Hong Kong’s sakuras elicit mixed reactions from visitors

Hong Kongers are flocking to see cherry blossom trees along Chek Lap Kok South Road, near Tung Chung MTR station.

Cherry blossom trees, also called ‘sakura’ trees, are commonly found in Japan and are a popular tourist attraction in the country.  This year, sakuras are expected to begin their short-lived bloom on 22 March.

Cherry blossoms (Picture credit: Anagha Subhash Nair)

On 13 February, HK Express, one of HK’s low-cost flights, canceled multiple flights from Hong Kong to Japan between the 3 and 30 March this year. The cancelation is in accordance with a limitation on flights from Hong Kong, enforced by Japan’s government. 

Nature-loving Hong Kongers are opting for the homegrown alternative, which is about a 20-minute walk from the Tung Chung MTR station. 

A visitor takes photographs of a sakura tree, close to the entrance of the garden (Picture credit: Anagha Subhash Nair)

Louis and his partner, Winnie, traveled from Tai Po and Tseung Kwan O, respectively, to celebrate Valentine’s Day at the garden. Louis, currently searching for employment in Hong Kong, said that he felt very happy after seeing the cherry blossom flowers. 

Louis and Winnie, who are celebrating Valentine’s day at the garden (Picture credit: Anagha Subhash Nair)
Trees with withering flowers, at the start of the trail                            (Picture credit: Anagha Subhash Nair)

Others were less impressed. Donald, who was celebrating Valentine’s Day at the garden with his girlfriend, regrets that he was too late to witness the full bloom. He says he would probably not revisit the garden next year. 

“We are slightly disappointed,” he said. “I mean, compared to Japan, or somewhere else…” 

Many trees were bare and wilting and lone flowers were abundant. This did not stop visitors from posing with the flowers and taking photographs of the trees in bloom, sometimes with their pets or plushies. 

The Airport Authority of Hong Kong planted the trees in 2021, and there are now over 80 trees in total according to a plaque installed at the beginning of the trail. The garden is close to the Ngong Ping 360 cable car station, and visitors to the garden can often see the cable cars passing overhead. 

A cable car as seen from the cherry blossom garden (Picture credit: Anagha Subhash Nair)

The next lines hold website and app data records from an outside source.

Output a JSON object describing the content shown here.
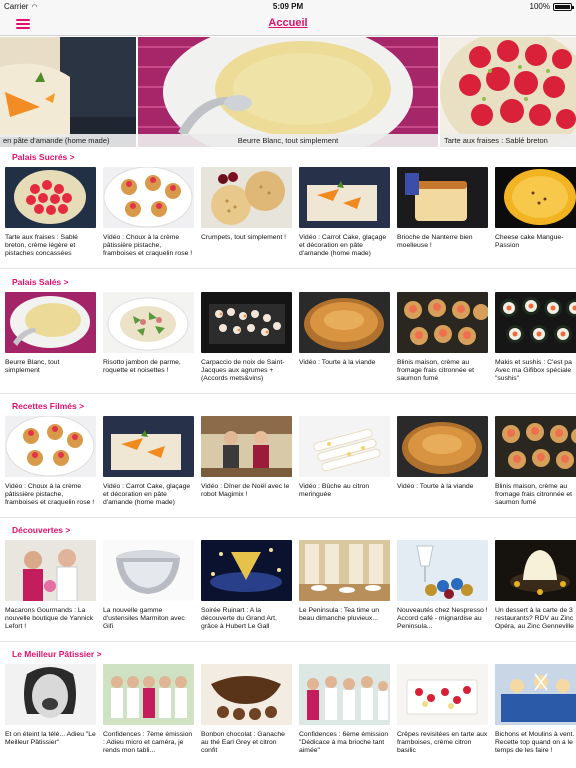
{
  "status_bar": {
    "carrier": "Carrier",
    "time": "5:09 PM",
    "battery": "100%"
  },
  "nav": {
    "title": "Accueil"
  },
  "hero": [
    {
      "caption": "en pâte d'amande (home made)"
    },
    {
      "caption": "Beurre Blanc, tout simplement"
    },
    {
      "caption": "Tarte aux fraises : Sablé breton"
    }
  ],
  "sections": [
    {
      "title": "Palais Sucrés >",
      "items": [
        {
          "caption": "Tarte aux fraises : Sablé breton, crème légère et pistaches concassées"
        },
        {
          "caption": "Vidéo : Choux à la crème pâtissière pistache, framboises et craquelin rose !"
        },
        {
          "caption": "Crumpets, tout simplement !"
        },
        {
          "caption": "Vidéo : Carrot Cake, glaçage et décoration en pâte d'amande (home made)"
        },
        {
          "caption": "Brioche de Nanterre bien moelleuse !"
        },
        {
          "caption": "Cheese cake Mangue-Passion"
        }
      ]
    },
    {
      "title": "Palais Salés >",
      "items": [
        {
          "caption": "Beurre Blanc, tout simplement"
        },
        {
          "caption": "Risotto jambon de parme, roquette et noisettes !"
        },
        {
          "caption": "Carpaccio de noix de Saint-Jacques aux agrumes + (Accords mets&vins)"
        },
        {
          "caption": "Vidéo : Tourte à la viande"
        },
        {
          "caption": "Blinis maison, crème au fromage frais citronnée et saumon fumé"
        },
        {
          "caption": "Makis et sushis : C'est pa Avec ma Gifibox spéciale \"sushis\""
        }
      ]
    },
    {
      "title": "Recettes Filmés >",
      "items": [
        {
          "caption": "Vidéo : Choux à la crème pâtissière pistache, framboises et craquelin rose !"
        },
        {
          "caption": "Vidéo : Carrot Cake, glaçage et décoration en pâte d'amande (home made)"
        },
        {
          "caption": "Vidéo : Dîner de Noël avec le robot Magimix !"
        },
        {
          "caption": "Vidéo : Bûche au citron meringuée"
        },
        {
          "caption": "Vidéo : Tourte à la viande"
        },
        {
          "caption": "Blinis maison, crème au fromage frais citronnée et saumon fumé"
        }
      ]
    },
    {
      "title": "Découvertes >",
      "items": [
        {
          "caption": "Macarons Gourmands : La nouvelle boutique de Yannick Lefort !"
        },
        {
          "caption": "La nouvelle gamme d'ustensiles Marmiton avec Gifi"
        },
        {
          "caption": "Soirée Ruinart : A la découverte du Grand Art, grâce à Hubert Le Gall"
        },
        {
          "caption": "Le Peninsula : Tea time un beau dimanche pluvieux..."
        },
        {
          "caption": "Nouveautés chez Nespresso ! Accord café - mignardise au Peninsula..."
        },
        {
          "caption": "Un dessert à la carte de 3 restaurants? RDV au Zinc Opéra, au Zinc Genneville"
        }
      ]
    },
    {
      "title": "Le Meilleur Pâtissier >",
      "items": [
        {
          "caption": "Et on éteint la télé... Adieu \"Le Meilleur Pâtissier\""
        },
        {
          "caption": "Confidences : 7ème émission : Adieu micro et caméra, je rends mon tabli..."
        },
        {
          "caption": "Bonbon chocolat : Ganache au thé Earl Grey et citron confit"
        },
        {
          "caption": "Confidences : 6ème émission \"Dédicace à ma brioche tant aimée\""
        },
        {
          "caption": "Crêpes revisitées en tarte aux framboises, crème citron basilic"
        },
        {
          "caption": "Bichons et Moulins à vent. Recette top quand on a le temps de les faire !"
        }
      ]
    }
  ]
}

Sakura trees are an important motif in Japanese culture. The trees only flower for about a week or two, and are often said to symbolize the fleeting nature of life.  During World War II, the flowers were said to signify kamikaze pilots and were also part of their uniform design.

A lone sakura (Picture credit: Anagha Subhash Nair)

Featured Image: Anagha Subhash Nair

Leave a Reply

%d bloggers like this: